The formal testbenches are reused in regressions to make sure formal constraints are validated in-situ, and coverage is re-analyzed. Jain said that the best part of running regressions is the speed-up obtained by the machine learning-based formal RMA app within VC Formal.
The next tutorial was by Nitin Ahuja and Anders Nordstorm from Synopsys. They described the use of safety and security solutions from Synopsys for mission-critical applications.
Ahuja focussed on functional safety solutions. He described how the formal apps from Synopsys uncover bugs for systematic faults, and also provide the last slice of coverage closure for random faults. One of the biggest challenges with random faults is understanding fault propagation. Ahuja explained how formal solutions augment results from a Z01X fault simulator to offer a complete analysis for fault propagation.
Nordstrom discussed how new security solutions from Synopsys help customers find security vulnerabilities at the RTL level, before the design reaches silicon. Using a combination of assertions and proprietary solutions from Synopsys, Anders reported obtaining tremendous success with its customers.
The last tutorial was by Siddartha Papineni from Synopsys. He discussed strategies for solving datapath verification problems.
Papineni explained why datapath verification is one of the hardest verification problems and how the VC Formal DPV app addresses this problem. He shared information on fundamental concepts, convergence techniques and the methodology, as well as the results from recent case studies to lay out what it takes to verify datapath centric blocks.

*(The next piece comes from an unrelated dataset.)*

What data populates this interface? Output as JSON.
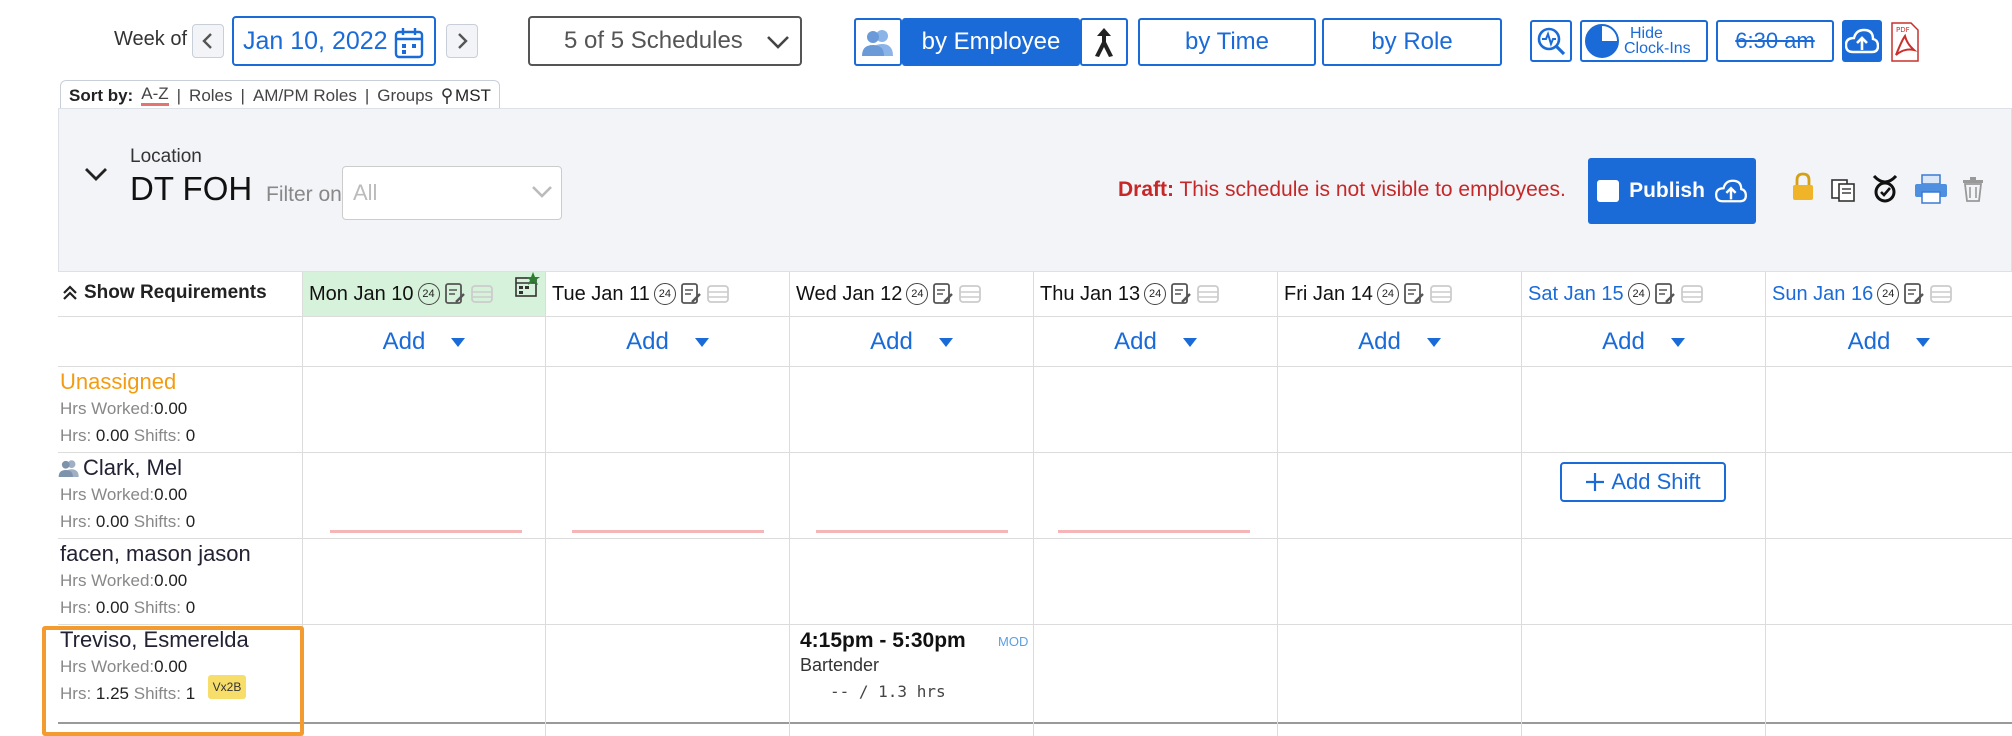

The last technical event of the day was a vibrant panel discussion chaired by Ravindra Aneja, Director, Application Engineering at Synopsys. I joined Ashok Natrajan from Intel, Ipshita Tripathi from Qualcomm, and Pratik Mahajan to discuss the current challenges in adopting formal. We talked about what makes formal standard in organizations and how training, accompanied by active management buy-in, can change the game for formal in different teams.

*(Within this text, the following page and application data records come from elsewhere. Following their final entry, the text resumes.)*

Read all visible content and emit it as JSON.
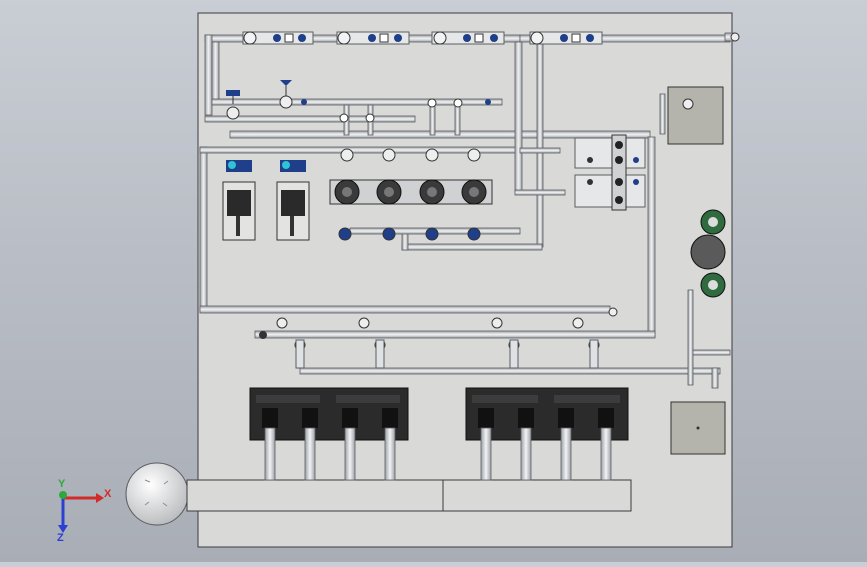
{
  "viewport": {
    "background_top": "#c9cdd4",
    "background_bottom": "#a9aeb6",
    "panel_color": "#d9d9d7",
    "pipe_color": "#dfe2e5",
    "pipe_edge": "#5a5d61",
    "valve_accent": "#1f3f8a",
    "pump_color": "#3a3a3a",
    "gauge_green": "#2f6b3f",
    "gauge_cyan": "#2ec4d6"
  },
  "triad": {
    "x_label": "X",
    "y_label": "Y",
    "z_label": "Z",
    "x_color": "#d22b2b",
    "y_color": "#2fa83a",
    "z_color": "#2b3fd2"
  },
  "title_block": {
    "cell_left": "",
    "cell_right": ""
  }
}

Aneja asked the panel whether we need more specialists or generalists in teams, and the panel broadly agreed that while a couple of specialists (experts) can drive wider adoption, a more hands-on approach is needed to enable more designers and verification engineers to get an early start in taking advantage of formal techniques.